This summer, a revived youth curfew left some teenagers wanting more from the city’s public spaces, where they said they’ve felt unwelcome. In August, a Baltimore Sun analysis of police data found that the number of young Baltimoreans 19 and under being shot or killed in 2023 is strikingly high.
Both Henderson and Walker credited Next One Up with helping them prepare for life beyond high school, specifically by offering SAT prep.
“That was our only way to get into a college,” said Walker, who graduated with a degree in political science from Trinity College in the spring.
The nonprofit has also given participants something less quantifiable: a place to socialize and forge relationships.
“In life, we all find a second home outside of our own physical home, whether that’s church or a sport, or even, as the narrative may follow here in Baltimore, in the streets,” Henderson said. “So to be able to have the Base Camp now as a physical option that’s going to be open seven days a week, with a hot meal and infinite amounts of opportunity to grow and get better, I think it means the world.”
Henderson, who has been captain of Stevenson’s football team since his sophomore year and is on Next One Up’s alumni advisory council, helped with fundraising for the new center.

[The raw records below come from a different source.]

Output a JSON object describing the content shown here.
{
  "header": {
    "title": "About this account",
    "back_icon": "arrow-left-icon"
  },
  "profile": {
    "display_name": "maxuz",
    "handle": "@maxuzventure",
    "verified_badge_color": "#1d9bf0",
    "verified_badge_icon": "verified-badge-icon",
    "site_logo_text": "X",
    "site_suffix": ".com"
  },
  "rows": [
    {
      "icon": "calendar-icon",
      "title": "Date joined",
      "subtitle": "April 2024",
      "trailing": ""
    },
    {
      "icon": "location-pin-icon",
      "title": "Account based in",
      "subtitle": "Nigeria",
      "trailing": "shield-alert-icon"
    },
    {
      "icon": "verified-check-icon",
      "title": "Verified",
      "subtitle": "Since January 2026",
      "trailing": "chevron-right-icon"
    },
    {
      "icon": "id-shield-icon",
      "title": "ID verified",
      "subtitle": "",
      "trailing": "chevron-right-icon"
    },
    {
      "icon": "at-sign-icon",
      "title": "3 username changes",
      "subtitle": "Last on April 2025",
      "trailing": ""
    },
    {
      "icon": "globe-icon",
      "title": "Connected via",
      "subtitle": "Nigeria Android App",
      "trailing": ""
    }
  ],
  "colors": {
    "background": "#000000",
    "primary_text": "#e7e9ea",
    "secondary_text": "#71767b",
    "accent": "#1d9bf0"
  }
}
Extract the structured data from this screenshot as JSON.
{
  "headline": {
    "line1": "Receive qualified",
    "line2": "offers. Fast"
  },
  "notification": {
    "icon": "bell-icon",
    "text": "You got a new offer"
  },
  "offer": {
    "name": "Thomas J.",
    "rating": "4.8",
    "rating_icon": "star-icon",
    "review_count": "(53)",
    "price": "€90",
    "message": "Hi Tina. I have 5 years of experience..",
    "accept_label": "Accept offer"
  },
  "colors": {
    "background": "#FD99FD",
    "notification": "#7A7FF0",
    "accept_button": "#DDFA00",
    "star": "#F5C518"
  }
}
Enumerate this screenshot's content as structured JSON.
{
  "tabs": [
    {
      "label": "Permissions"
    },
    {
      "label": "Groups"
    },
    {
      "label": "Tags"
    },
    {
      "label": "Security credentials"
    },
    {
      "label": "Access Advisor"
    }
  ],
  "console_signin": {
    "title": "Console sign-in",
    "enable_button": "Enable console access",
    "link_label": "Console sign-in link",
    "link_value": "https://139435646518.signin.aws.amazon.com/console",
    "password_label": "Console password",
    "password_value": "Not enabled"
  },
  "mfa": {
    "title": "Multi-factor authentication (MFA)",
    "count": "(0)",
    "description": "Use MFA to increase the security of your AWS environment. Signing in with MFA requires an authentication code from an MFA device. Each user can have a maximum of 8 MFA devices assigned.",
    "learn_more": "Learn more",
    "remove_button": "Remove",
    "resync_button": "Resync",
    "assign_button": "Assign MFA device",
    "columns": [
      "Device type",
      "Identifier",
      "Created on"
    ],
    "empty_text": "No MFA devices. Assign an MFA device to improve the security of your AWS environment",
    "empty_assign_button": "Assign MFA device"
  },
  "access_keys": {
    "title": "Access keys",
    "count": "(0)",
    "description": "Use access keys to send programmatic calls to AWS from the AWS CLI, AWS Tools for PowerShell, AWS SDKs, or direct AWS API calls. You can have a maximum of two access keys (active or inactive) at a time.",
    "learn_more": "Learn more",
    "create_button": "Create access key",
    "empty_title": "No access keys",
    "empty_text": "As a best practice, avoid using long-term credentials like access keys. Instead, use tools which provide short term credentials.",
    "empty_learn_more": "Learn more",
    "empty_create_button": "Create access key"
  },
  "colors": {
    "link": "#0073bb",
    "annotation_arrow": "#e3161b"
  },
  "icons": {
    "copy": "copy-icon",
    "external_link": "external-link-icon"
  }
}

The space will be open to alumni, which Hanna said will inspire younger members.
“These boys are now going to see all this success in the room,” he said.
Of Next One Up’s nearly 200 members, 100 are middle and high school students; the rest are in college or participate as alums. The nonprofit recruits students starting in sixth grade from underserved schools, said Chief Program Officer Shel Simon, noting that Next One Up is “really looking for commitment” from interested students.
The application process takes roughly two months, Simon said, and members range in age from 12 to 21.
Next One Up students will begin orientation in the new facility next week. They’ll leave their phones at a check-in desk and change into casual uniforms, Simon said. It will be the first time that Next One Up offers programming seven days a week during the school year.
In the gym, students will have access to weights and specialty training equipment. In study rooms, they’ll receive tutoring and mentorship from student-athletes at Hopkins and participate in weekly workshops with Black Mental Health Alliance, a Baltimore-based group.
“We’re very, very intense,” Hanna said of Next One Up’s approach to instilling a sense of responsibility in students. “Making sure that these guys understand that this is a family, that it’s a group approach, and you only get out what you put in.”